Violence and tricks

Plans were made to register the marriage. “When Sadina came one day we talked inside a car and I said ‘let us take a decision.’ She did not reply. Then when I said we’ll stop this affair she said, ‘No, I will come with you.’ We decided to marry secretly.”

“We couldn’t go home although we were married. We knew it would make people angry. We went to a friend’s in Haldummulla –  his name was Rocky. That was on 16 February 1993. But Sadina’s people went there. Rocky protected us. Our people came with swords and improvised guns and brought the two of us to our home in Balangoda. But everything grew even harder one month before the marriage due to a summons by Balangoda police. They saw a marriage certificate with Sadina’s name on it with a date prior to their marriage. It was a marriage done under Muslim law.

“It was fake,” said Muhunthan. “The charge was that I took away a married person.” After a while Muhunthar’s family brought a lawyer to the police station. Her family did the same. The road in front of the police station was blocked with heads with and without white caps. “The police chief said to arrest us as (sectarian) violence could occur. Rich people of Sadina’s family planned all that.

We were put in a police cell. From there, Minister Abusally, Mohan Appo and Hamilton Fonseka got involved in the case. At about one in the morning, Appo and Hamilton Fonseka, politicians from two different parties, came together with and said ‘this is a crime and we are with you’.

While the road in front of the police station was becoming a battle ground with Tamils, Muslims and Sinhalese exchanging blows, the Officer in Charge decided to impose a police curfew in Balangoda town as a wedding gift. “There was a Muslim police constable at the police station and he cried saying it was unjustifiable.  We were taken in handcuffs to Rakwana Court. The judge was a Muslim. He was against us. But many lawyers spoke on our behalf and didn’t any money.
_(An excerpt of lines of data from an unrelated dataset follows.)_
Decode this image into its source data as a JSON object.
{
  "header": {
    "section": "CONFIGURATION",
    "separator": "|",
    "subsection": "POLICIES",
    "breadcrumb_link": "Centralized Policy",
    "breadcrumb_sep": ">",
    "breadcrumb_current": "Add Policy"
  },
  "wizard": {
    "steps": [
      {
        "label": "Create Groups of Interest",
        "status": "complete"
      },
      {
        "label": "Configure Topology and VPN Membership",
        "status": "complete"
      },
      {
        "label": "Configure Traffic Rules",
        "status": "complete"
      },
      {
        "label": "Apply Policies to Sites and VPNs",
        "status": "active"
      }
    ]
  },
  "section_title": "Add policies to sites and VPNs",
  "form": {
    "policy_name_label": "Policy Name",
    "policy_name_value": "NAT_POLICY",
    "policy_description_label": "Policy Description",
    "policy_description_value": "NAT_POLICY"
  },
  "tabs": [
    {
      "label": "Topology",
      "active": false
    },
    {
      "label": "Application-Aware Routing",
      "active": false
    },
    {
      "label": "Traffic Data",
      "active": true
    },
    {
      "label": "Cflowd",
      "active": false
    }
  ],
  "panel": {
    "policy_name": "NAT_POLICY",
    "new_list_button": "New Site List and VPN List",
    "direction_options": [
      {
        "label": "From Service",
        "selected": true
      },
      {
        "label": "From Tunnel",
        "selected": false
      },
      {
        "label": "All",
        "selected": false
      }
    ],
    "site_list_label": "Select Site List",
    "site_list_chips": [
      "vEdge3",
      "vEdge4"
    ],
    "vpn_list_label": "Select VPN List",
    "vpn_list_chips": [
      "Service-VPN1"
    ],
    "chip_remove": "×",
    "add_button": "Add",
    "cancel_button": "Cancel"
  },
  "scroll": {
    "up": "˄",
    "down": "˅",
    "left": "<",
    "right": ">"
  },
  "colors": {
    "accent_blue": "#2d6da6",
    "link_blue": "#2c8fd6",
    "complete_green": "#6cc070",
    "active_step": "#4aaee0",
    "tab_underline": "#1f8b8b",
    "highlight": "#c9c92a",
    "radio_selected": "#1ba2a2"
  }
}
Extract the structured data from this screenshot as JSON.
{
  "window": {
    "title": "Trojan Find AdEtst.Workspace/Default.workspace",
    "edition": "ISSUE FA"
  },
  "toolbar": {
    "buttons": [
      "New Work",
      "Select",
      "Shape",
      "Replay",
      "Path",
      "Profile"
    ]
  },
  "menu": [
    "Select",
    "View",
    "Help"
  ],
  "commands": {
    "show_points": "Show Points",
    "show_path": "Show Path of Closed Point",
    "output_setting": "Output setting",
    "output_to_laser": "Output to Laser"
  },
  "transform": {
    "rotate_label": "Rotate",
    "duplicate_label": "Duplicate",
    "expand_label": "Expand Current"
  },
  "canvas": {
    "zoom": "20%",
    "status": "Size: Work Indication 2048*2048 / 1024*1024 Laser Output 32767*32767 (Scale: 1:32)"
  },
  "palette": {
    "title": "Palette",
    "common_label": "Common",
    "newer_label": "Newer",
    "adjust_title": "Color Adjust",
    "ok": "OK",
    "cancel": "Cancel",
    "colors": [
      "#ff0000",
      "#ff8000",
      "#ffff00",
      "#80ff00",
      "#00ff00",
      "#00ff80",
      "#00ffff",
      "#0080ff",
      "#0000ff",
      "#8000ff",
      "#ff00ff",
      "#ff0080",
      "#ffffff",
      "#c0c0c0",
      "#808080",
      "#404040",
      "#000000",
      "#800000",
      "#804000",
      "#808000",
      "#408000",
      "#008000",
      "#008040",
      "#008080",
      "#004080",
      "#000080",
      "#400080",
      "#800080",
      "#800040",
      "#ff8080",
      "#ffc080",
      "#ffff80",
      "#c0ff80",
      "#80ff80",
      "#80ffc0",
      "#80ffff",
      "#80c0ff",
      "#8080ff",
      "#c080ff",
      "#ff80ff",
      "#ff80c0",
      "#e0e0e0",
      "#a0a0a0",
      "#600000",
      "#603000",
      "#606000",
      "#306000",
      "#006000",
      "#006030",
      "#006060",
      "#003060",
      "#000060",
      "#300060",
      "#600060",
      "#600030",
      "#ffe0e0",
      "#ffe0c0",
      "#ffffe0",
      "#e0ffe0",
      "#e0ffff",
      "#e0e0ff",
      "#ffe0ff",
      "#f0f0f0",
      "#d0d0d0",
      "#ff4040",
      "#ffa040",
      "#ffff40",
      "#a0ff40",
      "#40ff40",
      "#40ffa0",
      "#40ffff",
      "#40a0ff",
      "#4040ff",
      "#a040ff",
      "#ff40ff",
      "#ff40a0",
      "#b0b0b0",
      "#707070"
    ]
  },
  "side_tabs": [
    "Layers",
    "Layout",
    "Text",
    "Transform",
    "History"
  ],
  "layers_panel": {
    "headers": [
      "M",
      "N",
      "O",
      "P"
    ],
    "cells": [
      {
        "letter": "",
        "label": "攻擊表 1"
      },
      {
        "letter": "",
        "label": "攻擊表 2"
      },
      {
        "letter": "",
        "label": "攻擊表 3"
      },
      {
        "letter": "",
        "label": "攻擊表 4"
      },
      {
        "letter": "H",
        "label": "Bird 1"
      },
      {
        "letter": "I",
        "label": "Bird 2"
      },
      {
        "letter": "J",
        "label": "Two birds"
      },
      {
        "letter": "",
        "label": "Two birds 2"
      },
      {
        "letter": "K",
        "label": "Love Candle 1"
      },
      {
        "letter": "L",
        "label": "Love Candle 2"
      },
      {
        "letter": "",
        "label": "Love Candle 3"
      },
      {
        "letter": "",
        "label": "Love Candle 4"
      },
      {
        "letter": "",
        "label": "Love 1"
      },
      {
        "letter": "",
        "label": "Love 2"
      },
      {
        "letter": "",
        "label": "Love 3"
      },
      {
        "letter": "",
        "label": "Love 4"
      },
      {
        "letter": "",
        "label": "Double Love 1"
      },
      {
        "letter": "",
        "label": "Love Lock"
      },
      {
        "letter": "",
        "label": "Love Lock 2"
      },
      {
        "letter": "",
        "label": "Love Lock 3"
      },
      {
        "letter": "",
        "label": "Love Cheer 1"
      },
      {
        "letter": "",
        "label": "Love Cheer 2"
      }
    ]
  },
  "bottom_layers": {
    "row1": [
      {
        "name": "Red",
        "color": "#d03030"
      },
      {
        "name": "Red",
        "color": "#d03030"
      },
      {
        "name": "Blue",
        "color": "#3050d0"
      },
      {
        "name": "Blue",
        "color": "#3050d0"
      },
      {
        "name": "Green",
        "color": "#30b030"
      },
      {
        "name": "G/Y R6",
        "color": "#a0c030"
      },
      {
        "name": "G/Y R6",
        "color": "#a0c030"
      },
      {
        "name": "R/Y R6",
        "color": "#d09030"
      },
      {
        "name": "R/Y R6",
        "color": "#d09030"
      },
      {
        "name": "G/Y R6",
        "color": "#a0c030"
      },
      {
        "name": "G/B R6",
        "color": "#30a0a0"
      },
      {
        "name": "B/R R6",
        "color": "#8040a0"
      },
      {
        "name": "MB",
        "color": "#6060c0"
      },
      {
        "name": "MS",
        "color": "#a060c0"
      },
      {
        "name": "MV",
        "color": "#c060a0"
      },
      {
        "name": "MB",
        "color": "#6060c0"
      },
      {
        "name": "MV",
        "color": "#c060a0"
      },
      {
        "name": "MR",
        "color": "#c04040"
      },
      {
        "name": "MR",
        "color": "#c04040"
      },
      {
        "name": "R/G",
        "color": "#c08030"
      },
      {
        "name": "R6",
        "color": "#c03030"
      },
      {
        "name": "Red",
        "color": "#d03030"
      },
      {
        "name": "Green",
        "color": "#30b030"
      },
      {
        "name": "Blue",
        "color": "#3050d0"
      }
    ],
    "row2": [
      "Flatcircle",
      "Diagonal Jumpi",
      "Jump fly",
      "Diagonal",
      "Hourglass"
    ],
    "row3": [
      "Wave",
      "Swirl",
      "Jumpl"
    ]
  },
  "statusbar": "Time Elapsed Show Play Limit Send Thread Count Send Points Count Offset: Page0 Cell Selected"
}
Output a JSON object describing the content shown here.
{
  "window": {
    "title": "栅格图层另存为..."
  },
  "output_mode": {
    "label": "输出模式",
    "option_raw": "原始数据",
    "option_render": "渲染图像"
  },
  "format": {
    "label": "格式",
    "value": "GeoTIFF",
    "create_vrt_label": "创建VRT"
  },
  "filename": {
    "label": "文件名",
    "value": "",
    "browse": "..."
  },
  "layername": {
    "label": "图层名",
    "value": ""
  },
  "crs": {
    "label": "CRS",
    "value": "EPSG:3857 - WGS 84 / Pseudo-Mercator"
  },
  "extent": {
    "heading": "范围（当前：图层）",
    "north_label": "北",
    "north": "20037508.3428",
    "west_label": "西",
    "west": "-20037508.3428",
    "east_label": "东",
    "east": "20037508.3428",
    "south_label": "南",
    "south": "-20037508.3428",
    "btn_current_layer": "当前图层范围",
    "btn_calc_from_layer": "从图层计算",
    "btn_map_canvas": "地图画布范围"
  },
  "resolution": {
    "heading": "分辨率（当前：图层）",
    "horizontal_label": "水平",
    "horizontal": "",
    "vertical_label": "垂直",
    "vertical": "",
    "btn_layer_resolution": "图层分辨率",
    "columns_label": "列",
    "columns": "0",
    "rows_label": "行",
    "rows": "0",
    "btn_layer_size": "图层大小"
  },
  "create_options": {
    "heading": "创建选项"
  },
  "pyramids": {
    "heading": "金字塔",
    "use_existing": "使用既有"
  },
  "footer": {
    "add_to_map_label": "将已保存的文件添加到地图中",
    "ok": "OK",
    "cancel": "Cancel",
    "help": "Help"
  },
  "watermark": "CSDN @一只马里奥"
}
Lawyers asked if Sadina had married earlier, where the groom was and where were the photos? The police said we were instigating blasphemy. The judge sentenced us to 14 days in Walikada prison.”

Love overcomes obstacles

 “Sadina was kept in Ratnapura cell for two days. A Buddhist monk was there on the male side and heard Sadina shouting at night – she had a stomach problem in and no one was there to look after. When the Buddhist monk shouted at the jailor on her behalf, only then did she get help.

Love letters connected Muhunthar and Sadina living separately between walls of the prison. Prison guards who delivered the mail were treated with a pack of cigarettes brought in secretly through friends.

Muhunthar and Sadina’s story was sent to a higher court, where the judge told them they been caused a grave injustice. He ordered for their release and for the arrest the people connected with their imprisonment.

“As a Muslim girl I had many problems,” Sadina recalls of the last twenty years. “Some still look down on us. This society is not used to accepting experiences like ours. I can’t say whether I am right or wrong. But I know love can overcome obstacles.”